WHAT THE TASK ASKS:
In the records that follow, find each line with the word "AIWorld" and copy it.

[App and web page records]

┌──

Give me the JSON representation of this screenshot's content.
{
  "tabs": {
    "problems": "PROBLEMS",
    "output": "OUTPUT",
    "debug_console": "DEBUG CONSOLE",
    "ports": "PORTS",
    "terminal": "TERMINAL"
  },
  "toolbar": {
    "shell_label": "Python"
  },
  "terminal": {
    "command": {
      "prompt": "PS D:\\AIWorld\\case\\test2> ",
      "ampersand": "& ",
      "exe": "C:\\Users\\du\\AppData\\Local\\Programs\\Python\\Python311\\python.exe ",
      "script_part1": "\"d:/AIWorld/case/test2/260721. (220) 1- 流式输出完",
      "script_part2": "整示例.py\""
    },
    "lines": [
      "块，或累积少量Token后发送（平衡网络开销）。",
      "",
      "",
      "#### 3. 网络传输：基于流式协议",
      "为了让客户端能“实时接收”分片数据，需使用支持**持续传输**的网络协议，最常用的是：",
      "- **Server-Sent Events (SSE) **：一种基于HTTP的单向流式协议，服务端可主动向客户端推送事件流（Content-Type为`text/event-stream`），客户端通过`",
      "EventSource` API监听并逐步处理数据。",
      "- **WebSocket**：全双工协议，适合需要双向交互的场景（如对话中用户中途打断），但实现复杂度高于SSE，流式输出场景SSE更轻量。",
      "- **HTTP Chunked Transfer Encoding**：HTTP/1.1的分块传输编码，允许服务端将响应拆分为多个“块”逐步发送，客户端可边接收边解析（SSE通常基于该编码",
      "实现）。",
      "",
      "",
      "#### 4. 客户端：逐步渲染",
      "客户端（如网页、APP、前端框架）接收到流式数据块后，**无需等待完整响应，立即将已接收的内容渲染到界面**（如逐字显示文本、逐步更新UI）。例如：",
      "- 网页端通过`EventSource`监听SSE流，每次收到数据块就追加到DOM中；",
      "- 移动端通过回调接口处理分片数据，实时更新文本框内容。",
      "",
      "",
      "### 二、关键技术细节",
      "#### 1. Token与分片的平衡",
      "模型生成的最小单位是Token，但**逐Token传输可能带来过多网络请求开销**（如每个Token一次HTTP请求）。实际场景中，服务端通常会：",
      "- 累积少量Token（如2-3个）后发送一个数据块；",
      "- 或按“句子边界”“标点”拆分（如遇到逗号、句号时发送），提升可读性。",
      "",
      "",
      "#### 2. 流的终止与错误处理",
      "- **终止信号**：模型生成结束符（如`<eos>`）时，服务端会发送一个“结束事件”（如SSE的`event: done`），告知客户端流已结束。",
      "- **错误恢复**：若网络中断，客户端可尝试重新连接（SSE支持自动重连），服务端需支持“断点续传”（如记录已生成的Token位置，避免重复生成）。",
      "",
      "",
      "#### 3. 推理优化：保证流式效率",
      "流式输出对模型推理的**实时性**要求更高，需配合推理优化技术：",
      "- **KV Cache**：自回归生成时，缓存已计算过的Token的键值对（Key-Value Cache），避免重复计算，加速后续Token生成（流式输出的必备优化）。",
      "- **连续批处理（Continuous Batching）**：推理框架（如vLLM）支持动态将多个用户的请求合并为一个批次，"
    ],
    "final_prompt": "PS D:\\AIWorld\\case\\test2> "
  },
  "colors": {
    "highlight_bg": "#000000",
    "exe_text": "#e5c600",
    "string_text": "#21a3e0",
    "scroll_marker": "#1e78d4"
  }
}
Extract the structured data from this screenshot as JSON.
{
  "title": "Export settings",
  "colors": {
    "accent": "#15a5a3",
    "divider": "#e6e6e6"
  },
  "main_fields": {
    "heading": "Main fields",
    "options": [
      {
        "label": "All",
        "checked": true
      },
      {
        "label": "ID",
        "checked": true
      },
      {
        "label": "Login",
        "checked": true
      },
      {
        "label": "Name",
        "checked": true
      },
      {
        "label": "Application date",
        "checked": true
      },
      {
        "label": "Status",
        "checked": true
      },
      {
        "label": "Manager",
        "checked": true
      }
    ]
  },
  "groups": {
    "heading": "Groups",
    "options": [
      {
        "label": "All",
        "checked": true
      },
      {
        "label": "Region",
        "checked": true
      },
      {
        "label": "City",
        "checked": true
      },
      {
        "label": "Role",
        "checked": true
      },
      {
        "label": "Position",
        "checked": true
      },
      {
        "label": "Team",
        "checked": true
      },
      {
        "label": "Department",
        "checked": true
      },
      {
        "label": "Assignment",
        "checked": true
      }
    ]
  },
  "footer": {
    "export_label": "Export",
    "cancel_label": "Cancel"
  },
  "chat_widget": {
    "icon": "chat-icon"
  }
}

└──

WRITTEN RESPONSE:
      "prompt": "PS D:\\AIWorld\\case\\test2> ",
      "script_part1": "\"d:/AIWorld/case/test2/260721. (220) 1- 流式输出完",
    "final_prompt": "PS D:\\AIWorld\\case\\test2> "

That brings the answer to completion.